1) Changes in refugees, displacement, and migration policy and crises
2) Protracted crises, sustainable responses? Climate change, conflict, and development
3) The digital transformation in humanitarian crises and humanitarianism
4) Civic space, advocacy, and locally-led humanitarian response
5) Humanitarian studies and education
6) From evidence to action: Advancing health in humanitarian contexts
Humanitarian efforts do not happen in a vacuum – they are deeply embedded in political, social, cultural, economic and environmental contexts. Humanitarian crises and responses are thus deeply affected by shifts and changing climates. This year’s conference considers humanitarian action, policy, governance, and education within this broader context and explores how humanitarianism intersects with, is influenced by, and impacts local and global economies, political systems, and social structures.
We understand changing climates to mean two things. First, there are the real effects of anthropogenic climate change and climate-related disasters. Disasters are of course not new, but some hazards seem to be more extreme, intense, and occurring at a more frequent and rapid pace. From flooding in Pakistan and Bangladesh, bushfires in Australia, earthquakes in Afghanistan, Turkey and Syria, and worldwide disease outbreaks, no corner of the globe is untouched. What does this mean for communities, institutions, societies and international (aid) relations? What will be the impact on community resilience, existing (economic) institutions, and technological developments for safeguarding or even promoting development standards? What are the implications of a changing climate for the responses to human suffering, and what is the role of humanitarian actors? Furthermore, responses unfold simultaneously at multiple scales (with affected people and their neighbours being the first responders), requiring thoughtful use of resources and coordination between different sectors of activity, assistance providers and policy makers.
Second, humanitarian action is situated across shifts in social, political and cultural climates. The forces against humanity seem to grow stronger, with brutal wars in Ukraine and other high-intensity conflict zones, with questions raised about the eroding influence of global institutions, and with a continued restriction of civic space in large areas of the world. On the other hand, global and domestic publics are resisting the forces of authoritarianism, racism, misogyny, economic inequality and other forms of discrimination and injustice. What’s more, there is a reckoning and recognition that humanitarian action not only reflects these structures of oppression and inequality, but might also reinforce them. What can social movements mean for reform of humanitarian responses, and how do they impact the traditional humanitarian sector? What encourages social and moral progress and what hinders it? The 2023 IHSA conference aims to address the question of what changing climates means for humanitarian crises and responses by focusing on six themes.

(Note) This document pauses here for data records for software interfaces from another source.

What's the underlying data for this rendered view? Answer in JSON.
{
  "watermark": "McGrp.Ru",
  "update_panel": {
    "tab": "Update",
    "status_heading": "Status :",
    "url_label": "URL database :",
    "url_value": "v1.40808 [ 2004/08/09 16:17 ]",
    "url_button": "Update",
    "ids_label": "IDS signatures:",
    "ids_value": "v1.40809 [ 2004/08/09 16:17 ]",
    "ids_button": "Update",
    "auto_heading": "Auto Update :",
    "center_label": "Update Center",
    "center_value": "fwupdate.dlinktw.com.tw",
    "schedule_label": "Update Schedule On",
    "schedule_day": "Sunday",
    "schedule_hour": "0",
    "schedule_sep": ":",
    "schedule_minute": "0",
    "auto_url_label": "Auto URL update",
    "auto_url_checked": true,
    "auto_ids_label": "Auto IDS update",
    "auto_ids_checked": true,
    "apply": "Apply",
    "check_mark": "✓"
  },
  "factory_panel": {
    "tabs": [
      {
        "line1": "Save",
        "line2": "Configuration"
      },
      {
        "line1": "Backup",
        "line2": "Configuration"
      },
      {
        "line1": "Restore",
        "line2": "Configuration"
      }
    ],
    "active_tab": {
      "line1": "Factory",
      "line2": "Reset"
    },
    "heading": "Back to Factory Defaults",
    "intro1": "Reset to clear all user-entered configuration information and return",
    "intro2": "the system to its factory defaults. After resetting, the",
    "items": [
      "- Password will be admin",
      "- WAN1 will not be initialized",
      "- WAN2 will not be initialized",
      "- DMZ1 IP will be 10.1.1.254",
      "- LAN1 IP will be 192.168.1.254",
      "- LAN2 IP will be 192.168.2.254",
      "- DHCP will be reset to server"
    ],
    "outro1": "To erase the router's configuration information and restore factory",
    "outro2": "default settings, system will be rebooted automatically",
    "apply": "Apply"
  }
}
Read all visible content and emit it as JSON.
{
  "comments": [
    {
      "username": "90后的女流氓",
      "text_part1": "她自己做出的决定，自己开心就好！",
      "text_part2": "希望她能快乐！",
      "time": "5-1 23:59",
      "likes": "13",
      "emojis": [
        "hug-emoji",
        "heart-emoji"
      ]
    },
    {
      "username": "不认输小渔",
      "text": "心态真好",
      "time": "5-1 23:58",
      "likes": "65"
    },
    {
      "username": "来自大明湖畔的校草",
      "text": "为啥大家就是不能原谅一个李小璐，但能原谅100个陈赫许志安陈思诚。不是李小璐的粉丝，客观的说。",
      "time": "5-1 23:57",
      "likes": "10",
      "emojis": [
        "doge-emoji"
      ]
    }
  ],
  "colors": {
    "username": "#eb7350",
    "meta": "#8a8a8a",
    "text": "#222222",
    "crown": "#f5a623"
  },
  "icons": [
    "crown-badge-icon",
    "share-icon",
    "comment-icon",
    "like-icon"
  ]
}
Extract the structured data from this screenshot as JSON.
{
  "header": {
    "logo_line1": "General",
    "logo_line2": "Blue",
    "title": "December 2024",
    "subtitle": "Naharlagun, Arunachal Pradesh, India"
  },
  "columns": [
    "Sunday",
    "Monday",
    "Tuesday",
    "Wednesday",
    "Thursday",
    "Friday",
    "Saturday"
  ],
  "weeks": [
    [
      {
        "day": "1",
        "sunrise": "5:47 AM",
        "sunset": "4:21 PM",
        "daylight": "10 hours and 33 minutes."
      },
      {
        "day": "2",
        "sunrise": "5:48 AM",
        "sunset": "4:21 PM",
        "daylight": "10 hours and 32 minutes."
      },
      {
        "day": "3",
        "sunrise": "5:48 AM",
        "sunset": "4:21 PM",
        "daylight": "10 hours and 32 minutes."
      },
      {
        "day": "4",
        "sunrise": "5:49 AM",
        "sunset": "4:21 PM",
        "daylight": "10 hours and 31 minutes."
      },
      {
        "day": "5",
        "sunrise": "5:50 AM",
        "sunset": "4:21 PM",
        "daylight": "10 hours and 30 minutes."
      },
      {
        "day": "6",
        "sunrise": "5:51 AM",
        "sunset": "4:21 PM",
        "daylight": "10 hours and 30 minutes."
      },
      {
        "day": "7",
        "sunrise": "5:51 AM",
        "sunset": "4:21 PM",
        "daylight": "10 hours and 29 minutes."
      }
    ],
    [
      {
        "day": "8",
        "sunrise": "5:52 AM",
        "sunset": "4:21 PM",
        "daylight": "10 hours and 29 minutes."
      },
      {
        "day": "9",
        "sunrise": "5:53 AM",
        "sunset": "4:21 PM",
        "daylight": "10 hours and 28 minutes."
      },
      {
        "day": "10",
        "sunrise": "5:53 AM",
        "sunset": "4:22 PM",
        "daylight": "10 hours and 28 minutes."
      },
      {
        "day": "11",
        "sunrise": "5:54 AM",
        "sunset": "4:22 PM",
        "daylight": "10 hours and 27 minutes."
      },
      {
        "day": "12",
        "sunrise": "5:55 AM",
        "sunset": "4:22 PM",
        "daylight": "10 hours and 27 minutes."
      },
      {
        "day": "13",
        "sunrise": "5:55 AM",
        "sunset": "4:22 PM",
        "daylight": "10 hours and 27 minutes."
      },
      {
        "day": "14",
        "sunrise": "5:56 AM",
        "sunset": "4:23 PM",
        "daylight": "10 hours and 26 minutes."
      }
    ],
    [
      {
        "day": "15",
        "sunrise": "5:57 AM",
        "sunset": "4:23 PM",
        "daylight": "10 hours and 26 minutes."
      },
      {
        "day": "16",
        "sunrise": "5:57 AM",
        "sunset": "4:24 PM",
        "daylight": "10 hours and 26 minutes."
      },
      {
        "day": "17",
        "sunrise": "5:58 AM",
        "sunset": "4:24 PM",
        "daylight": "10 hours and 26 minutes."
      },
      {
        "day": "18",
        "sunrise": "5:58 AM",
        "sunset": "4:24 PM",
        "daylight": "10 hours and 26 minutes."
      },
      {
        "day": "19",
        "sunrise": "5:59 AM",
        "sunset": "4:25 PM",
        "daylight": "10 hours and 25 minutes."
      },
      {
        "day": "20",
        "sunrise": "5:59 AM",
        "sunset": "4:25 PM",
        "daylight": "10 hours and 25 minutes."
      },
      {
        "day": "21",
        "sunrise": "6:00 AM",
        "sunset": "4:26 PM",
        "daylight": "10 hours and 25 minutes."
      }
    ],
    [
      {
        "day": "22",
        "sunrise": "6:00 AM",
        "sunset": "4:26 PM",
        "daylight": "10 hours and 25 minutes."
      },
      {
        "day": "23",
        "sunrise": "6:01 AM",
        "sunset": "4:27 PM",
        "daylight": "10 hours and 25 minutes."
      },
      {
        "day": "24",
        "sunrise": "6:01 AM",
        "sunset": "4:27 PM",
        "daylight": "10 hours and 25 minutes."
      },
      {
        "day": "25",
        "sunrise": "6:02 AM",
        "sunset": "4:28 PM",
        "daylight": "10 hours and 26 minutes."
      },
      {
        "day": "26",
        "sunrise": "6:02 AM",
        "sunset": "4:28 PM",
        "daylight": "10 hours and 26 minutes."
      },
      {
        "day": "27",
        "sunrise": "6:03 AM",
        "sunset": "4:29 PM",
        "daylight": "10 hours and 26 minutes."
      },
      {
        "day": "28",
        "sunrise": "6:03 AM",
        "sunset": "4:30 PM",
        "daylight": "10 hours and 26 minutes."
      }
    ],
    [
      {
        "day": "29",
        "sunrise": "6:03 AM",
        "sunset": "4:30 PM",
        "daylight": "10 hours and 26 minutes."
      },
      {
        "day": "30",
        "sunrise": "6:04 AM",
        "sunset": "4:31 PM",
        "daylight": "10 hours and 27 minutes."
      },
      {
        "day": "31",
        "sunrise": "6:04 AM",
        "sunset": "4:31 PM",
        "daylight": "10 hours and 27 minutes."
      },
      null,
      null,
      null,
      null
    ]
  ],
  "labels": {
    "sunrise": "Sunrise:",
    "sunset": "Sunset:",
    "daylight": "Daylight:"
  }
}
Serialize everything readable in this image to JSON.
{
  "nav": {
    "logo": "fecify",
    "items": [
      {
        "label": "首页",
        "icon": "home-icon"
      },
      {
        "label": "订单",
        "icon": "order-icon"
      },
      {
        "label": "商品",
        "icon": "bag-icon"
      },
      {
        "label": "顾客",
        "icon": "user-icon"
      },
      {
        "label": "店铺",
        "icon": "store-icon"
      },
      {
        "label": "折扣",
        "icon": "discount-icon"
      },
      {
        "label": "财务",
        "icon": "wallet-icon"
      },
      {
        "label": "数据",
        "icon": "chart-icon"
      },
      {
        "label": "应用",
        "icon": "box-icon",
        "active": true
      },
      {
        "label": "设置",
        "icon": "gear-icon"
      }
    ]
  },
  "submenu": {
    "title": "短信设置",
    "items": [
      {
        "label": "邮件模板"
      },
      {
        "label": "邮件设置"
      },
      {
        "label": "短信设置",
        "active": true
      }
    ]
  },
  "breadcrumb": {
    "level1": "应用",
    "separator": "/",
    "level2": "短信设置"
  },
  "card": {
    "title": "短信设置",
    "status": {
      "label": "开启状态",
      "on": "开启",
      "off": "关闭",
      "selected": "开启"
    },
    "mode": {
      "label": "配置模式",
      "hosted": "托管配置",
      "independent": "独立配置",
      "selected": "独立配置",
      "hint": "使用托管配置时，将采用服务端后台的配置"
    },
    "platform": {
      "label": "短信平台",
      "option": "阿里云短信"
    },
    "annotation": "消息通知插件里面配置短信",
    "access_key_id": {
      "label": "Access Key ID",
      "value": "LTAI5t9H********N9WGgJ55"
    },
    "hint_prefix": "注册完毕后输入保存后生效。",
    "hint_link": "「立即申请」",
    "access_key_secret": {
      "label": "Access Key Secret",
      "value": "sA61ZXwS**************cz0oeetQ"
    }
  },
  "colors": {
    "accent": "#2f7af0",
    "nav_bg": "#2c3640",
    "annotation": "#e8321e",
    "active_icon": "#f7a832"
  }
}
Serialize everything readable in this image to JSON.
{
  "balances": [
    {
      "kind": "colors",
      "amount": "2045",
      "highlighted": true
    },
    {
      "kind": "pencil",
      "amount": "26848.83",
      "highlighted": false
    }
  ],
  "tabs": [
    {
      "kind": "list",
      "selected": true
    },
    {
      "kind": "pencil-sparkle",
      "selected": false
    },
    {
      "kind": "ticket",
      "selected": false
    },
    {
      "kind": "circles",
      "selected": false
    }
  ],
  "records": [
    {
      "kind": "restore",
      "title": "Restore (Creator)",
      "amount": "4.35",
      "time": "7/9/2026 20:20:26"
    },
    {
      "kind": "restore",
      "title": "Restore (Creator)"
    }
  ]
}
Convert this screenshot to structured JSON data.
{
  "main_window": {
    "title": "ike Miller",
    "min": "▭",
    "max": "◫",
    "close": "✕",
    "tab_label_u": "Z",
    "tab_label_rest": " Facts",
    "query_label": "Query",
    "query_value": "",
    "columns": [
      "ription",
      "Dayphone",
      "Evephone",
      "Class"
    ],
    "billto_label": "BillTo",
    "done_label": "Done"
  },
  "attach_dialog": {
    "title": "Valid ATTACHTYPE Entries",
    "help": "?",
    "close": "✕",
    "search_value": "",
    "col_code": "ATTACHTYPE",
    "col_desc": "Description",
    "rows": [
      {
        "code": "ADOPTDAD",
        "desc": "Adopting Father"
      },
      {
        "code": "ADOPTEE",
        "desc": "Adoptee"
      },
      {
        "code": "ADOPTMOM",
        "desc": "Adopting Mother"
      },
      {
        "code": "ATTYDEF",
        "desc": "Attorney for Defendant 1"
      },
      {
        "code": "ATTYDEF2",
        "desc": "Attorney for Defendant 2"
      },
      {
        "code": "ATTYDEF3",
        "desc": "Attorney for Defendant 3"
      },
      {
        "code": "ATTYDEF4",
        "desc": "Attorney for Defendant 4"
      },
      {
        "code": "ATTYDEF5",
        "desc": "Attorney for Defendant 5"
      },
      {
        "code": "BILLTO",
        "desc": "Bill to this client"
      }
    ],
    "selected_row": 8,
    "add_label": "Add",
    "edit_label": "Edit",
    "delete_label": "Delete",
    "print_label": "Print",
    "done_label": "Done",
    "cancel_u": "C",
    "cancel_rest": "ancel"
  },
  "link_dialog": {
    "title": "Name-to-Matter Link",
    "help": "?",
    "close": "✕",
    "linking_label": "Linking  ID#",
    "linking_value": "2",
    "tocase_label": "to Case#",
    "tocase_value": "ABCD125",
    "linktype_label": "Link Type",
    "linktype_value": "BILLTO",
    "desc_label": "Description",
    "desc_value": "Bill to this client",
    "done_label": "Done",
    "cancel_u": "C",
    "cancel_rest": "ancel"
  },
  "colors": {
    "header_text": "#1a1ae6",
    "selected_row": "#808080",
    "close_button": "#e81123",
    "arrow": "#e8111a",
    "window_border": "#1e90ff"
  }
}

The 7th International Humanitarian Studies Conference will be as inclusive as possible. We call on panel organizers to consider creative ways to make the conference, multi-local, multi-temporal and inclusive. This will, among other ideas, be facilitated by:
Please, contact IHSA to learn how we facilitate these activities.